▶ Task
Extract each line holding the word "MAXScript" from the entries.

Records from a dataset

***

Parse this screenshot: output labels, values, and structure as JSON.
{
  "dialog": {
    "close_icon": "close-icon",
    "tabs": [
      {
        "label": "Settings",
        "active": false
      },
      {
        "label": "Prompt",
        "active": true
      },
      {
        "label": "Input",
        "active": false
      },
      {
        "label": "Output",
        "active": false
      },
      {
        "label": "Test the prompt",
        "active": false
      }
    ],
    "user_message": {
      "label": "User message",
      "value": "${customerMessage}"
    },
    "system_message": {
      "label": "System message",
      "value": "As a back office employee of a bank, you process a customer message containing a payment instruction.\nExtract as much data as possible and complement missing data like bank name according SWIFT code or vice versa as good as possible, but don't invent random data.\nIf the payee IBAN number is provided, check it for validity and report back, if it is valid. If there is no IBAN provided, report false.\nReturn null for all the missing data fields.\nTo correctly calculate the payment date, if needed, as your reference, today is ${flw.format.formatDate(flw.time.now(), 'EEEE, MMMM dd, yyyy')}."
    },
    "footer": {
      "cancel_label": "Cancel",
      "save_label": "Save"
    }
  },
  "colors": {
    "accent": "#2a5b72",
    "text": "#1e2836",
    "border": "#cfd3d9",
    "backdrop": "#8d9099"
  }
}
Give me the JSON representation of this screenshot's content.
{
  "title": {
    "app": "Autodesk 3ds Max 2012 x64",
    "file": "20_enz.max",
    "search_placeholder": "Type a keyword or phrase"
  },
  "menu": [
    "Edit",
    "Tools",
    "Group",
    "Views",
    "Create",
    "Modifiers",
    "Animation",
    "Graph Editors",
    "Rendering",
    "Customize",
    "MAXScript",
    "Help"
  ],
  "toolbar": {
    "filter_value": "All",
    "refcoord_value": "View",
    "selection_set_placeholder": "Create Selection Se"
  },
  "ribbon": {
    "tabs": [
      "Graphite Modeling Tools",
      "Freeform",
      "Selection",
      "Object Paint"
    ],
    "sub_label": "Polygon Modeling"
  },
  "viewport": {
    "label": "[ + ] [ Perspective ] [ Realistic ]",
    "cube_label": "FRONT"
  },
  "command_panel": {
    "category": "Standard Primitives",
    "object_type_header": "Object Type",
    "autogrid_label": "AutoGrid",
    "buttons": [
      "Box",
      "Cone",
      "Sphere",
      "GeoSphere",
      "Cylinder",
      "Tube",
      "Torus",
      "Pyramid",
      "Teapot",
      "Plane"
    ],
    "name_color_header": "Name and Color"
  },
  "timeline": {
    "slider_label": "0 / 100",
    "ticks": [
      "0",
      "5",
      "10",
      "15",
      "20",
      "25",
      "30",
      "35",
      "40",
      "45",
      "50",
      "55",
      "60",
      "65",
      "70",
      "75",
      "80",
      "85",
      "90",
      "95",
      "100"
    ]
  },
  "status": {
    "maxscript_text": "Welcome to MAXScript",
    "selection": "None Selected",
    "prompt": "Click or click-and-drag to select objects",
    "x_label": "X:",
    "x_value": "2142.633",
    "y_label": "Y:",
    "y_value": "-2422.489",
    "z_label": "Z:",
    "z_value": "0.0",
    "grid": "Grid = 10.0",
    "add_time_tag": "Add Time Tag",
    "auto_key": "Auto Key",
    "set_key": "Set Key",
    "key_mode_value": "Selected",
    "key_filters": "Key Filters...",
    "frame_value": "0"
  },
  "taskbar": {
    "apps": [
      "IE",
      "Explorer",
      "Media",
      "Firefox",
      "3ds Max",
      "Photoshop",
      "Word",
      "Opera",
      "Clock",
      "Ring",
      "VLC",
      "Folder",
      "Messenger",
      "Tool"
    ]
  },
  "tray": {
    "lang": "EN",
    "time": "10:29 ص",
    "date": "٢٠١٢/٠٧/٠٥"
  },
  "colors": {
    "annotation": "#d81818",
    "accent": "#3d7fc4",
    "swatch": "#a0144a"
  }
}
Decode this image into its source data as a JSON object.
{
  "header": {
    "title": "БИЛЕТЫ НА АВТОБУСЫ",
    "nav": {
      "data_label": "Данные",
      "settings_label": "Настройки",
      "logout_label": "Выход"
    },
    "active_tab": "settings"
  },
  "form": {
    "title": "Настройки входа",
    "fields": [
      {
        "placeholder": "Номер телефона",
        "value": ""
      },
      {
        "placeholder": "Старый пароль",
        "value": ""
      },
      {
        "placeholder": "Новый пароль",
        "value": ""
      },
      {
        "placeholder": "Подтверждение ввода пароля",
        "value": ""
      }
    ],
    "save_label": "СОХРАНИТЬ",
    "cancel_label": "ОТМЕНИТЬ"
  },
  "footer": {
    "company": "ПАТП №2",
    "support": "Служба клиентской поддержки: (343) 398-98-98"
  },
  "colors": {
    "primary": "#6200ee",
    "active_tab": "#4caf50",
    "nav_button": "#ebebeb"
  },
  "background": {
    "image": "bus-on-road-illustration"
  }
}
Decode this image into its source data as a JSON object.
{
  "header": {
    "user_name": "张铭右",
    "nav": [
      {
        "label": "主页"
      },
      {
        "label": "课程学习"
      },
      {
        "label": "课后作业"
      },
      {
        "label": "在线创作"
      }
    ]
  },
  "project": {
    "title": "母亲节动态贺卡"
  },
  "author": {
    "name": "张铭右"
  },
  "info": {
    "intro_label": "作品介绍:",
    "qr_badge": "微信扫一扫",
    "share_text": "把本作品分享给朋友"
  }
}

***

▶ Finished task
    "MAXScript",
    "maxscript_text": "Welcome to MAXScript",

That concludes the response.